Your goal: From the first line to the last, write out the listing exactly.

Provided data:
* * * * * * * * *
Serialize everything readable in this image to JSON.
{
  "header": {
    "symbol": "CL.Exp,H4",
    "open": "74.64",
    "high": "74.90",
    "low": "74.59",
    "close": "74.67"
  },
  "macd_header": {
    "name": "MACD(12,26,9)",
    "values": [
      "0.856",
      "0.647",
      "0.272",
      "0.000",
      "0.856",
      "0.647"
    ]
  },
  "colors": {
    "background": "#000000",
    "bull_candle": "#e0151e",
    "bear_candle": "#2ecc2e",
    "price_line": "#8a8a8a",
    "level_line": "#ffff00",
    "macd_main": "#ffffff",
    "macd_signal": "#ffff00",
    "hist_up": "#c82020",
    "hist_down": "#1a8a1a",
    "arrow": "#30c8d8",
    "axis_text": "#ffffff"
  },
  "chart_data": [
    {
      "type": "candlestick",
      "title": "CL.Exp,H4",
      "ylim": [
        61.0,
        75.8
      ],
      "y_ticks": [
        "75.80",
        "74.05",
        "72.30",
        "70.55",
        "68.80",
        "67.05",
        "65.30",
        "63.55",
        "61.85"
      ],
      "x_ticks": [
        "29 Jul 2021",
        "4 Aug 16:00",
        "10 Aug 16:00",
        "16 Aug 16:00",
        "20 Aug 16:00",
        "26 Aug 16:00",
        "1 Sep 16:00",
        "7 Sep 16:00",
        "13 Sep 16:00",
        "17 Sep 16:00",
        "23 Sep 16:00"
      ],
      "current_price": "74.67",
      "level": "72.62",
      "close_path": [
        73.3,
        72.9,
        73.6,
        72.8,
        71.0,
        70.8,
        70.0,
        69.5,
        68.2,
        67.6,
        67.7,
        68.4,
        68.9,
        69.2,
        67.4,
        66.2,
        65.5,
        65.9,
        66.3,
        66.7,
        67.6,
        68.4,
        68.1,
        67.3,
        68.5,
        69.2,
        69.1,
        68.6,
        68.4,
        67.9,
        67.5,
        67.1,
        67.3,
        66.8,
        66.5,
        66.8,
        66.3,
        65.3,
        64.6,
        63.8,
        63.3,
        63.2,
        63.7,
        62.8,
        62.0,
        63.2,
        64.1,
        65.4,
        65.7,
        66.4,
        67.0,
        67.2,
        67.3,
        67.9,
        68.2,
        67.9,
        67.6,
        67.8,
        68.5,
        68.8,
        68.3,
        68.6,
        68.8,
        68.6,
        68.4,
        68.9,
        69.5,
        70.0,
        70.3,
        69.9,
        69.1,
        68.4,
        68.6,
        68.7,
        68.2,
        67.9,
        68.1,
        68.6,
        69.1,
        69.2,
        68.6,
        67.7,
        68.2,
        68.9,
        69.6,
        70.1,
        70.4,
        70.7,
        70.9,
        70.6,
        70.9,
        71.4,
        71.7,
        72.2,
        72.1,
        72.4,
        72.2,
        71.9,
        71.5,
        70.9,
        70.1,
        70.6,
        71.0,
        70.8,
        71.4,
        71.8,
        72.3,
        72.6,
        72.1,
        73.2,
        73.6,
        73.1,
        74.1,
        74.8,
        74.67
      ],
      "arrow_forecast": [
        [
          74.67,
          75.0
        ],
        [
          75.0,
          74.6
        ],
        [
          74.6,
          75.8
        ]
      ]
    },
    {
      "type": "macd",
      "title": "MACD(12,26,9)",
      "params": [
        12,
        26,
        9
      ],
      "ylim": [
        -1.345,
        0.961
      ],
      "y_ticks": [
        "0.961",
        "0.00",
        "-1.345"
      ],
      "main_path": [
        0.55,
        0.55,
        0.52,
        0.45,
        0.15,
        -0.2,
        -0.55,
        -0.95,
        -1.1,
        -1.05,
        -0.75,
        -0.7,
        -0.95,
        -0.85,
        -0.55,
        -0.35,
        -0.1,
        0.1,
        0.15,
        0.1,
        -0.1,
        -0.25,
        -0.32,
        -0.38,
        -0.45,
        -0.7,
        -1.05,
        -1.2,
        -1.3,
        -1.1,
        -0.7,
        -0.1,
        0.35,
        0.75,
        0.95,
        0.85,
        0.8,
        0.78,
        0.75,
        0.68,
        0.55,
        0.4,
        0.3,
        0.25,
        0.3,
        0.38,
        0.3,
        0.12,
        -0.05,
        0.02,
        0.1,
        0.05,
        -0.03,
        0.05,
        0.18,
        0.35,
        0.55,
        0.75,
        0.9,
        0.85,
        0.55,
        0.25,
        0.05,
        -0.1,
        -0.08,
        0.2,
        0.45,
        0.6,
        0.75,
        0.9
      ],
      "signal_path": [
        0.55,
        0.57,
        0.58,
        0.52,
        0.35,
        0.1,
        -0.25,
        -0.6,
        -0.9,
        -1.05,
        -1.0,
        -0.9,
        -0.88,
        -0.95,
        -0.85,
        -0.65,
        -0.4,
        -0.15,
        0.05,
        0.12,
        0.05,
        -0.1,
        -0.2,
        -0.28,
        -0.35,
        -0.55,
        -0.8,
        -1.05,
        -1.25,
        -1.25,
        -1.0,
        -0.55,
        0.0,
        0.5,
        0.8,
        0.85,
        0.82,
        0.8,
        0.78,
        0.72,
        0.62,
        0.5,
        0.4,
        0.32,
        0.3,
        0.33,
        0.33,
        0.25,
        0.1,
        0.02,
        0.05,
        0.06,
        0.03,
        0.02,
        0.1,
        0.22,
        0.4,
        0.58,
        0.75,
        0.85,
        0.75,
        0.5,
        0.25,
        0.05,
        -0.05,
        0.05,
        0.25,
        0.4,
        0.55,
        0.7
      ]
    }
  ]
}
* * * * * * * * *
Your solution:
Serialize everything readable in this image to JSON.
{
  "header": {
    "symbol": "CL.Exp,H4",
    "open": "74.64",
    "high": "74.90",
    "low": "74.59",
    "close": "74.67"
  },
  "macd_header": {
    "name": "MACD(12,26,9)",
    "values": [
      "0.856",
      "0.647",
      "0.272",
      "0.000",
      "0.856",
      "0.647"
    ]
  },
  "colors": {
    "background": "#000000",
    "bull_candle": "#e0151e",
    "bear_candle": "#2ecc2e",
    "price_line": "#8a8a8a",
    "level_line": "#ffff00",
    "macd_main": "#ffffff",
    "macd_signal": "#ffff00",
    "hist_up": "#c82020",
    "hist_down": "#1a8a1a",
    "arrow": "#30c8d8",
    "axis_text": "#ffffff"
  },
  "chart_data": [
    {
      "type": "candlestick",
      "title": "CL.Exp,H4",
      "ylim": [
        61.0,
        75.8
      ],
      "y_ticks": [
        "75.80",
        "74.05",
        "72.30",
        "70.55",
        "68.80",
        "67.05",
        "65.30",
        "63.55",
        "61.85"
      ],
      "x_ticks": [
        "29 Jul 2021",
        "4 Aug 16:00",
        "10 Aug 16:00",
        "16 Aug 16:00",
        "20 Aug 16:00",
        "26 Aug 16:00",
        "1 Sep 16:00",
        "7 Sep 16:00",
        "13 Sep 16:00",
        "17 Sep 16:00",
        "23 Sep 16:00"
      ],
      "current_price": "74.67",
      "level": "72.62",
      "close_path": [
        73.3,
        72.9,
        73.6,
        72.8,
        71.0,
        70.8,
        70.0,
        69.5,
        68.2,
        67.6,
        67.7,
        68.4,
        68.9,
        69.2,
        67.4,
        66.2,
        65.5,
        65.9,
        66.3,
        66.7,
        67.6,
        68.4,
        68.1,
        67.3,
        68.5,
        69.2,
        69.1,
        68.6,
        68.4,
        67.9,
        67.5,
        67.1,
        67.3,
        66.8,
        66.5,
        66.8,
        66.3,
        65.3,
        64.6,
        63.8,
        63.3,
        63.2,
        63.7,
        62.8,
        62.0,
        63.2,
        64.1,
        65.4,
        65.7,
        66.4,
        67.0,
        67.2,
        67.3,
        67.9,
        68.2,
        67.9,
        67.6,
        67.8,
        68.5,
        68.8,
        68.3,
        68.6,
        68.8,
        68.6,
        68.4,
        68.9,
        69.5,
        70.0,
        70.3,
        69.9,
        69.1,
        68.4,
        68.6,
        68.7,
        68.2,
        67.9,
        68.1,
        68.6,
        69.1,
        69.2,
        68.6,
        67.7,
        68.2,
        68.9,
        69.6,
        70.1,
        70.4,
        70.7,
        70.9,
        70.6,
        70.9,
        71.4,
        71.7,
        72.2,
        72.1,
        72.4,
        72.2,
        71.9,
        71.5,
        70.9,
        70.1,
        70.6,
        71.0,
        70.8,
        71.4,
        71.8,
        72.3,
        72.6,
        72.1,
        73.2,
        73.6,
        73.1,
        74.1,
        74.8,
        74.67
      ],
      "arrow_forecast": [
        [
          74.67,
          75.0
        ],
        [
          75.0,
          74.6
        ],
        [
          74.6,
          75.8
        ]
      ]
    },
    {
      "type": "macd",
      "title": "MACD(12,26,9)",
      "params": [
        12,
        26,
        9
      ],
      "ylim": [
        -1.345,
        0.961
      ],
      "y_ticks": [
        "0.961",
        "0.00",
        "-1.345"
      ],
      "main_path": [
        0.55,
        0.55,
        0.52,
        0.45,
        0.15,
        -0.2,
        -0.55,
        -0.95,
        -1.1,
        -1.05,
        -0.75,
        -0.7,
        -0.95,
        -0.85,
        -0.55,
        -0.35,
        -0.1,
        0.1,
        0.15,
        0.1,
        -0.1,
        -0.25,
        -0.32,
        -0.38,
        -0.45,
        -0.7,
        -1.05,
        -1.2,
        -1.3,
        -1.1,
        -0.7,
        -0.1,
        0.35,
        0.75,
        0.95,
        0.85,
        0.8,
        0.78,
        0.75,
        0.68,
        0.55,
        0.4,
        0.3,
        0.25,
        0.3,
        0.38,
        0.3,
        0.12,
        -0.05,
        0.02,
        0.1,
        0.05,
        -0.03,
        0.05,
        0.18,
        0.35,
        0.55,
        0.75,
        0.9,
        0.85,
        0.55,
        0.25,
        0.05,
        -0.1,
        -0.08,
        0.2,
        0.45,
        0.6,
        0.75,
        0.9
      ],
      "signal_path": [
        0.55,
        0.57,
        0.58,
        0.52,
        0.35,
        0.1,
        -0.25,
        -0.6,
        -0.9,
        -1.05,
        -1.0,
        -0.9,
        -0.88,
        -0.95,
        -0.85,
        -0.65,
        -0.4,
        -0.15,
        0.05,
        0.12,
        0.05,
        -0.1,
        -0.2,
        -0.28,
        -0.35,
        -0.55,
        -0.8,
        -1.05,
        -1.25,
        -1.25,
        -1.0,
        -0.55,
        0.0,
        0.5,
        0.8,
        0.85,
        0.82,
        0.8,
        0.78,
        0.72,
        0.62,
        0.5,
        0.4,
        0.32,
        0.3,
        0.33,
        0.33,
        0.25,
        0.1,
        0.02,
        0.05,
        0.06,
        0.03,
        0.02,
        0.1,
        0.22,
        0.4,
        0.58,
        0.75,
        0.85,
        0.75,
        0.5,
        0.25,
        0.05,
        -0.05,
        0.05,
        0.25,
        0.4,
        0.55,
        0.7
      ]
    }
  ]
}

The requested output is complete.